This is the mail archive of the docbook@lists.oasis-open.org mailing list for the DocBook project.


Index Nav: [Date Index] [Subject Index] [Author Index] [Thread Index]
Message Nav: [Date Prev] [Date Next] [Thread Prev] [Thread Next]
Other format: [Raw text]

Re: [docbook] How to display a directory tree


On Wed, Apr 20, 2005 at 02:06:33PM -0400, Stefan Seefeld wrote:
> > I wonder if there is a set of tags to represent a directory tree, with
> > the  files included. The main purpose is for system administrators who
> > want to  explain where some file are, and to give an explanation for
> > each file.

> I have used 'tree' in combination with <screen> to do that.

What is this 'tree' you speak of?
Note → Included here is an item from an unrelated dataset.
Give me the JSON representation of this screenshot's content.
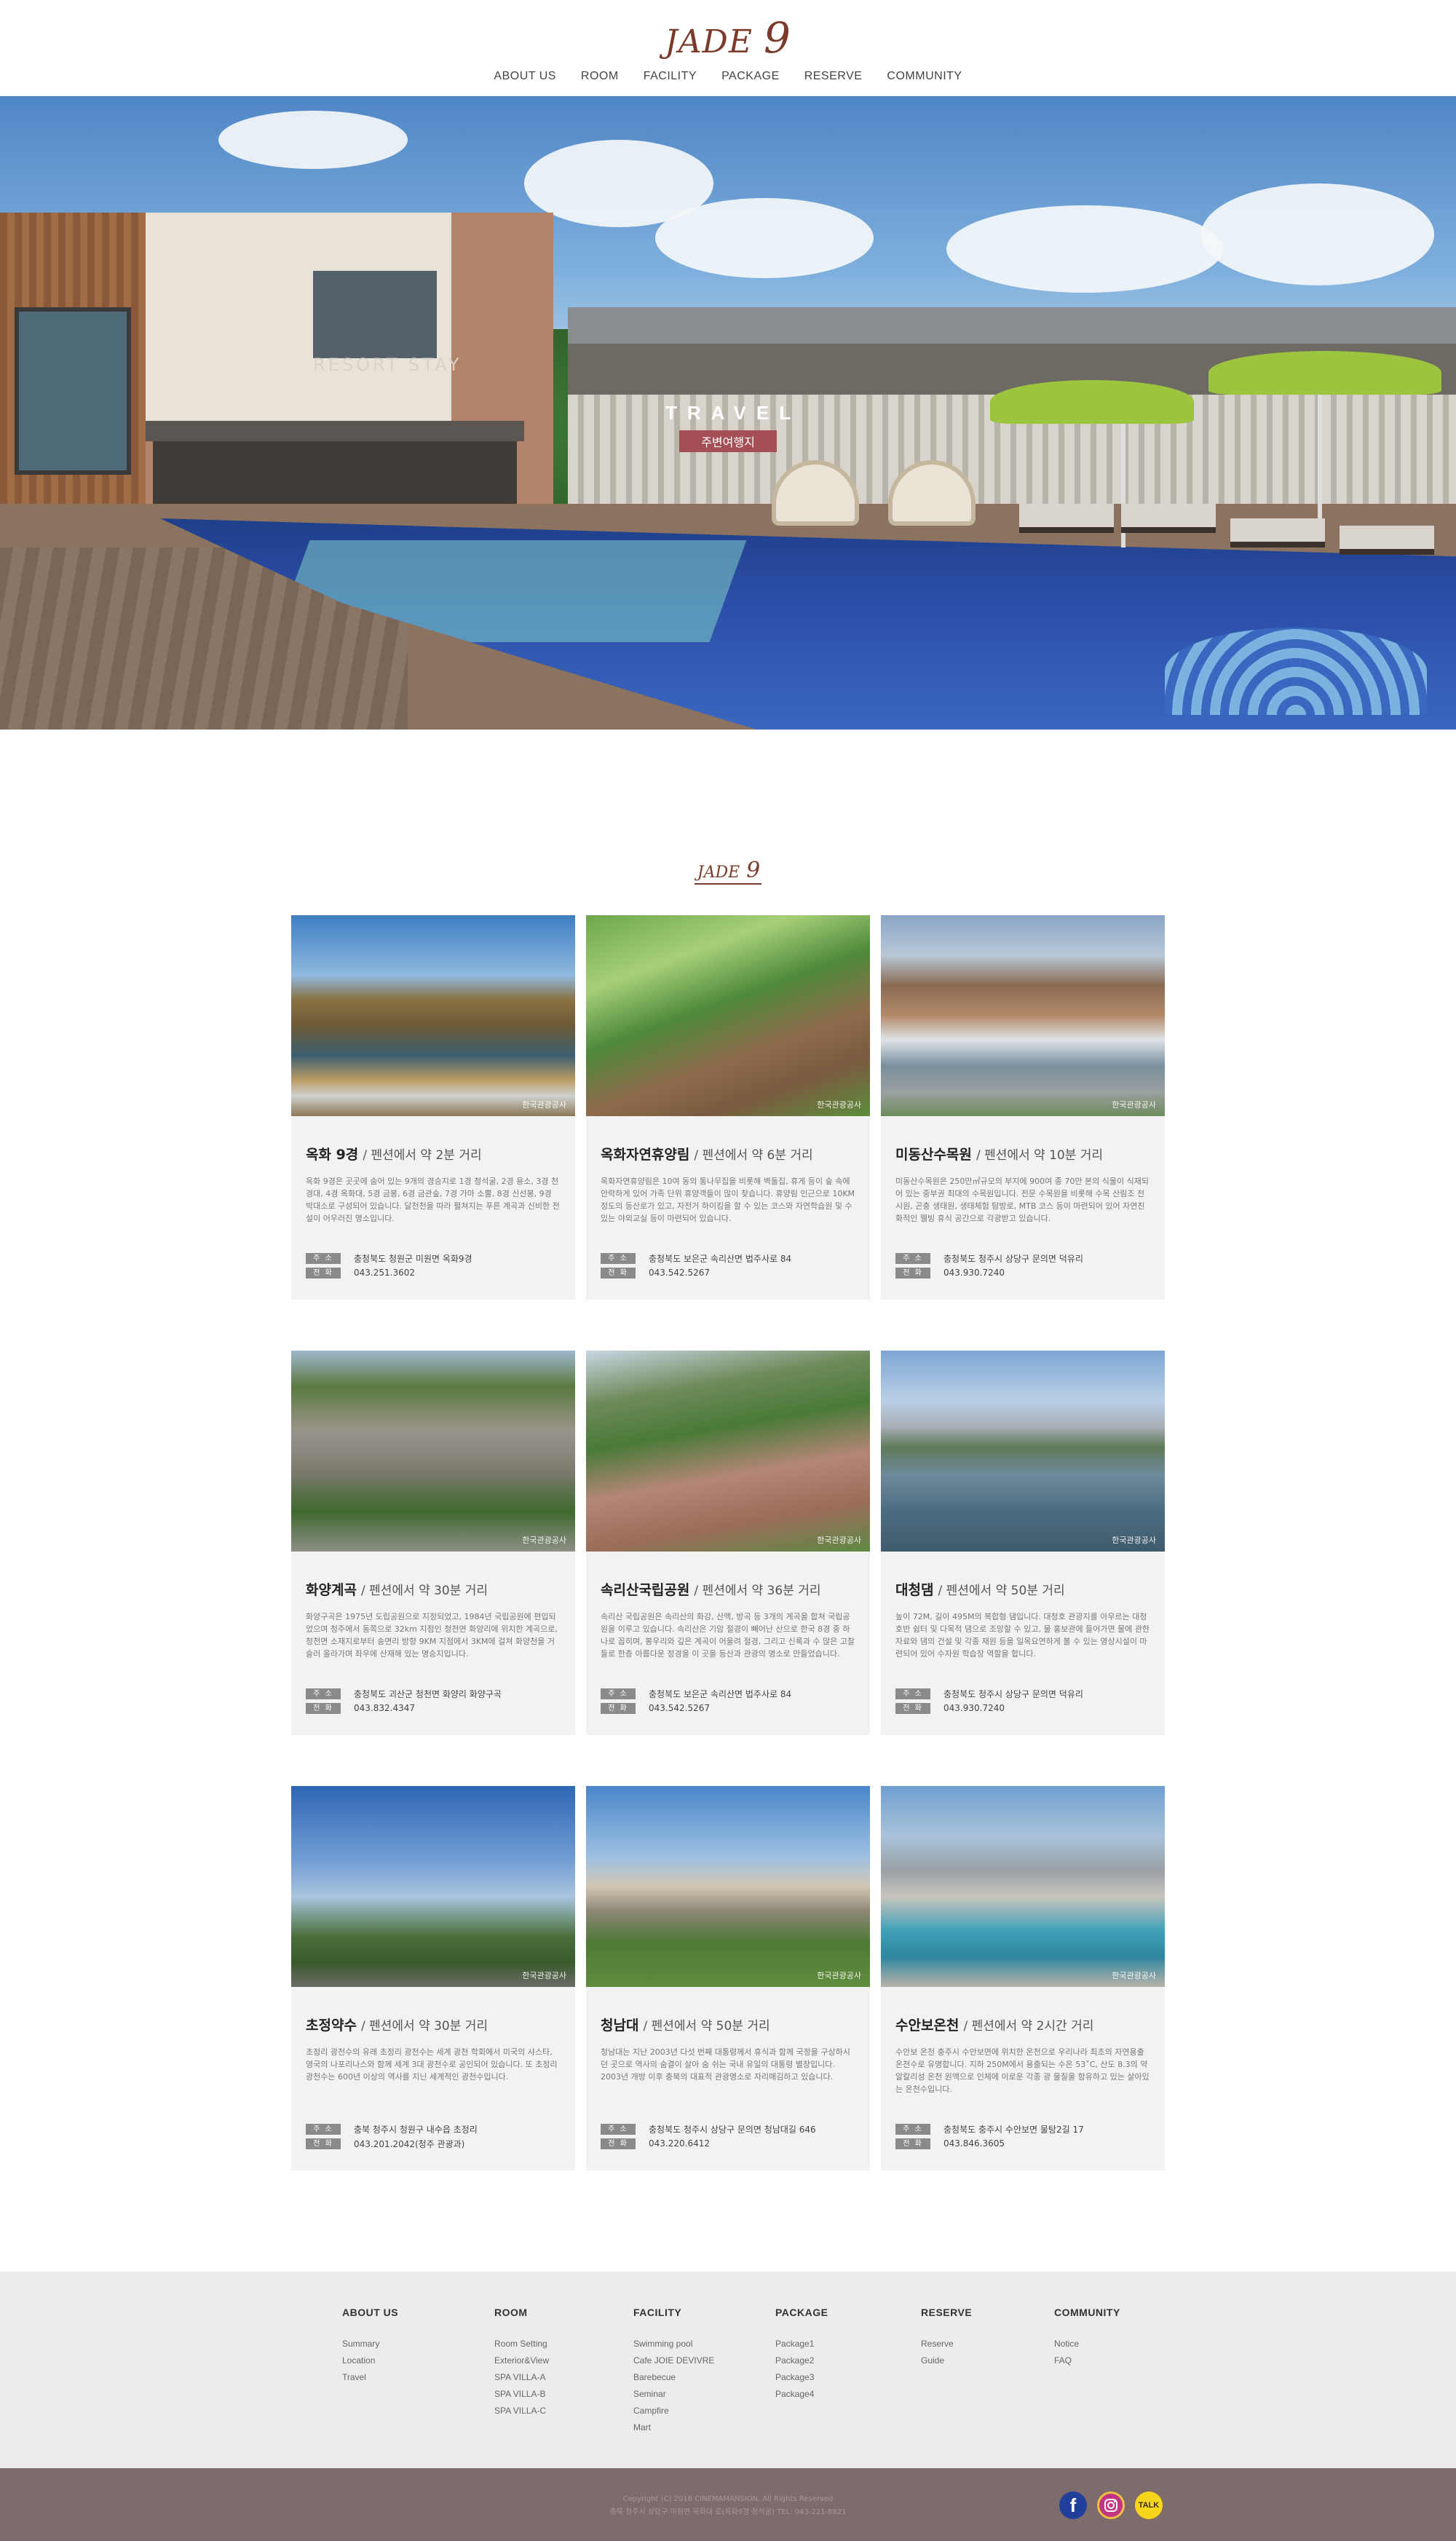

As for myself, I've used nested variablelists to achieve this sort of
semantics.  I treat each varlistentry as a directory entry, the (first)
term in a varlistentry as the name of the entry, and the listitem as a
description and an optional further directory expansion (using the same
variablelist structure).  For example:

  <variablelist>
    <varlistentry>
      <term>usr</term>

      <listitem>
        <para>Common directory for shared user resources on UNIX
        systems.</para>

        <variablelist>
          <varlistentry>
            <term>bin</term>

            <listitem>
              <!-- etc... -->
            </listitem>
          </varlistentry>
        </variablelist>
      </listitem>
    </varlistentry>
  </variablelist>

I haven't messed with the formatting, but I can imagine how one could
format this in a number of ways to look like a directory list.  Upon
reflection, it seems reasonable to me to specify the role attribute for
such variablelists (role="directoryList") or somesuch.

Alternatively, this may be a lot cleaner with a standard itemizedlist or
simplelist when used with the new term definition structure in
DocBook-NG[0] [1].

Tangentially, this brings up a slight nit that I have with DocBook.  I
think that the variablelist element is misnamed.  I think the idea of
the "definition list" that is present in HTML is a closer fit to the
common uses of this type of list.  In a hypothetical definition list,
one could still "define" variables (and so we can still represent
variable lists), but we can also "define" anything that requires
defining (such as the structure of a directory in this case).  But of
course, such a change would be Significantly Backwards Incompatible(tm).

Take care,

    John L. Clark

[0] http://norman.walsh.name/2005/04/08/jagermeister#p13

[1] http://lists.oasis-open.org/archives/docbook/200502/msg00042.html

Attachment: pgp00000.pgp
Description: PGP signature


Index Nav: [Date Index] [Subject Index] [Author Index] [Thread Index]
Message Nav: [Date Prev] [Date Next] [Thread Prev] [Thread Next]